WORK TASK: Filter the entries that follow, copying every line in which the word "title" appears.

◇ ◇ ◇ ◇ ◇

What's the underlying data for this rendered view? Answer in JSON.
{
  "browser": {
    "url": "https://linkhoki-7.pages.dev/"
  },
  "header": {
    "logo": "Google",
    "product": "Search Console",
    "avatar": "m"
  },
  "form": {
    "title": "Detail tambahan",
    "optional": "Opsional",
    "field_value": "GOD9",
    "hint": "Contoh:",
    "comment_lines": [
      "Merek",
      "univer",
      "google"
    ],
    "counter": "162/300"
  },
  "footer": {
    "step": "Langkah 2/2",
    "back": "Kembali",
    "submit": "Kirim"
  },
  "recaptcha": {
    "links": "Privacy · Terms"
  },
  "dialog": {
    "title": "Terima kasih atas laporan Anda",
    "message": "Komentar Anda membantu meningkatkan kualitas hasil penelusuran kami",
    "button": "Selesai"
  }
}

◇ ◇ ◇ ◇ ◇

COMPLETED EXERCISE:
    "title": "Detail tambahan",
    "title": "Terima kasih atas laporan Anda",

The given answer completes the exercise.